Zeina by Nawal el Saadawi translated by Amira Nowaira
While her fans might have a clear image of Zeina, unfortunately I did not. Born to upper-class Bodour after a brief affair with a fellow student who dies in prison after a demonstration, she’s abandoned on the street. But she recognises Bodour’s servant and nanny as her mother, and her daughter, Mageeda, as her childhood friend.
Did I miss the bit where the nanny finds her? How does she live with her and on the streets? Where does the money come from for her to attend school (if only for music lessons)? How did Bodour hide her pregnancy from her parents and husband? Where did she give birth?
While these questions remained unanswered (although I was satisfied she honed her talents courtesy of the music teacher’s free tuition), mundanities, such as Mageeda and Bodour’s chunky fingers, are relentlessly repeated. As for the nonlinear narrative, this isn’t like loops in a string, but a tangled knot, where time stands still, everything seemingly happening simultaneously.
What is clear is that the Cairo of the novel is not a place where a woman would choose to live. Or a child. Or someone born in poverty (apart from Zeina). Or anyone without absolute power. The revolution to overthrow the monarchy in Bodour’s youth brings not freedom but further oppression, as patriarchy, self-interest and misogyny are endorsed by a particular reading of the Qu’ran. Street kids are raped, dissidents disappeared, corruption abounds and women, even those like Mageeda and Bodour in high-status jobs lack autonomy over their bodies and minds. Especially when those minds (as most of the main characters’ seem to be, including the men) are overseen by a dodgy psychiatrist who seems to be drugging them, and administering electric shocks in order to rape them.
Amid these unhappy characters, Bodour has two alternative role models. One is her alter ego, brave heroine of her lost novel; the other a friend who closely resembles the narrator of Nawal el Saadawi’s first book, the semi-autobiographical, Memoirs of a Woman Doctor. The rest, I’m afraid, is polemic. Essential polemic perhaps, but it’s not a great success as a story.
I jumped at the chance of three novels from Nawal el Saadawi’s backlist, recently reissued by Saqi Books. I thought I was a fan. But maybe I’m a fan of her politics but not her fiction. Maybe I came to her work in my youth through her nonfiction, when it was refreshing to learn about feminism beyond the western world. You’ll find my reviews of the other two books here: Love in the Kingdom of Oil; Memoirs of a Woman Doctor.
She Would Be King by Wayétu Moore
Born into slavery on a plantation in Virginia, June’s superior strength seems like a curse.
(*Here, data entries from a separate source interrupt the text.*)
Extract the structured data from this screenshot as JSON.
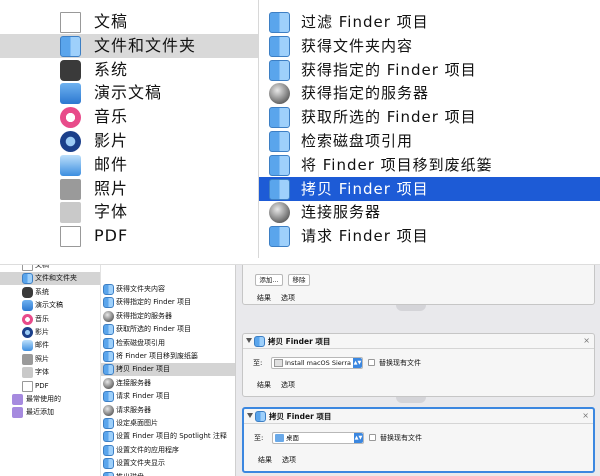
{
  "top": {
    "left_items": [
      {
        "label": "文稿",
        "icon": "document-icon"
      },
      {
        "label": "文件和文件夹",
        "icon": "finder-icon",
        "selected": true
      },
      {
        "label": "系统",
        "icon": "system-icon"
      },
      {
        "label": "演示文稿",
        "icon": "keynote-icon"
      },
      {
        "label": "音乐",
        "icon": "music-icon"
      },
      {
        "label": "影片",
        "icon": "quicktime-icon"
      },
      {
        "label": "邮件",
        "icon": "mail-icon"
      },
      {
        "label": "照片",
        "icon": "photos-icon"
      },
      {
        "label": "字体",
        "icon": "font-icon"
      },
      {
        "label": "PDF",
        "icon": "pdf-icon"
      }
    ],
    "right_items": [
      {
        "label": "过滤 Finder 项目",
        "icon": "finder-icon"
      },
      {
        "label": "获得文件夹内容",
        "icon": "finder-icon"
      },
      {
        "label": "获得指定的 Finder 项目",
        "icon": "finder-icon"
      },
      {
        "label": "获得指定的服务器",
        "icon": "network-globe-icon"
      },
      {
        "label": "获取所选的 Finder 项目",
        "icon": "finder-icon"
      },
      {
        "label": "检索磁盘项引用",
        "icon": "finder-icon"
      },
      {
        "label": "将 Finder 项目移到废纸篓",
        "icon": "finder-icon"
      },
      {
        "label": "拷贝 Finder 项目",
        "icon": "finder-icon",
        "selected": true
      },
      {
        "label": "连接服务器",
        "icon": "network-globe-icon"
      },
      {
        "label": "请求 Finder 项目",
        "icon": "finder-icon"
      }
    ]
  },
  "bottom": {
    "left_items": [
      {
        "label": "文稿",
        "icon": "document-icon"
      },
      {
        "label": "文件和文件夹",
        "icon": "finder-icon",
        "selected": true
      },
      {
        "label": "系统",
        "icon": "system-icon"
      },
      {
        "label": "演示文稿",
        "icon": "keynote-icon"
      },
      {
        "label": "音乐",
        "icon": "music-icon"
      },
      {
        "label": "影片",
        "icon": "quicktime-icon"
      },
      {
        "label": "邮件",
        "icon": "mail-icon"
      },
      {
        "label": "照片",
        "icon": "photos-icon"
      },
      {
        "label": "字体",
        "icon": "font-icon"
      },
      {
        "label": "PDF",
        "icon": "pdf-icon"
      },
      {
        "label": "最常使用的",
        "icon": "smart-folder-icon"
      },
      {
        "label": "最近添加",
        "icon": "smart-folder-icon"
      }
    ],
    "mid_items": [
      {
        "label": "获得文件夹内容",
        "icon": "finder-icon"
      },
      {
        "label": "获得指定的 Finder 项目",
        "icon": "finder-icon"
      },
      {
        "label": "获得指定的服务器",
        "icon": "network-globe-icon"
      },
      {
        "label": "获取所选的 Finder 项目",
        "icon": "finder-icon"
      },
      {
        "label": "检索磁盘项引用",
        "icon": "finder-icon"
      },
      {
        "label": "将 Finder 项目移到废纸篓",
        "icon": "finder-icon"
      },
      {
        "label": "拷贝 Finder 项目",
        "icon": "finder-icon",
        "selected": true
      },
      {
        "label": "连接服务器",
        "icon": "network-globe-icon"
      },
      {
        "label": "请求 Finder 项目",
        "icon": "finder-icon"
      },
      {
        "label": "请求服务器",
        "icon": "network-globe-icon"
      },
      {
        "label": "设定桌面图片",
        "icon": "finder-icon"
      },
      {
        "label": "设置 Finder 项目的 Spotlight 注释",
        "icon": "finder-icon"
      },
      {
        "label": "设置文件的应用程序",
        "icon": "finder-icon"
      },
      {
        "label": "设置文件夹显示",
        "icon": "finder-icon"
      },
      {
        "label": "推出磁盘",
        "icon": "finder-icon"
      }
    ],
    "workflow": {
      "top_card": {
        "add_button": "添加...",
        "remove_button": "移除",
        "tab_results": "结果",
        "tab_options": "选项"
      },
      "cards": [
        {
          "title": "拷贝 Finder 项目",
          "to_label": "至:",
          "destination": "Install macOS Sierra",
          "replace_label": "替换现有文件",
          "tab_results": "结果",
          "tab_options": "选项"
        },
        {
          "title": "拷贝 Finder 项目",
          "to_label": "至:",
          "destination": "桌面",
          "replace_label": "替换现有文件",
          "tab_results": "结果",
          "tab_options": "选项"
        }
      ],
      "close_glyph": "×"
    }
  },
  "colors": {
    "selection_blue": "#1d5bd6",
    "selection_gray": "#d9d9d9",
    "focus_ring": "#3b87e0"
  }
}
But, although he can’t save his mamma from a whipping, his own back doesn’t scar.
The son of a white British colonialist researcher, and a former slave in the Blue Mountains of Jamaica, Norman’s superpower is his ability to disappear. Which comes in handy when the three meet up in Africa: he discombobulates the Europeans who attack them by becoming invisible and knocking the rifles out of their hands. Then June pitches in with his fists, urged on by the voice of his mother, now merged with the wind.
Meanwhile, the American Colonisation Society is shipping freed slaves back to Africa to establish a community in America’s image, except that beneath their long skirts and trousers the citizens’ legs are black. Separated from her friends, Gbessa is taken in by a well-off family in Monrovia, where she learns English and finds God. When Norman comes to warn the community that, although the slave trade is officially abolished, slavers are still operating, she doesn’t want to know.
Although I don’t mind reading about the transatlantic slave trade again and again, I particularly appreciated how Wayétu Moore takes the story in a new direction by highlighting the Maroons’ resistance in Jamaica and Liberia’s early years. The parallels between the mores of the Monrovian elite and those who used to own them – in dress, aspiration and the idleness of wives – would be amusing if it weren’t such a tragic indictment of their estrangement from the cultures their ancestors were forced to leave behind.
American Wayétu Moore’s debut novel is published in the UK this month by One/Pushkin Press. Thanks to them for my review copy. For another novel about Liberia, see Land of My Fathers.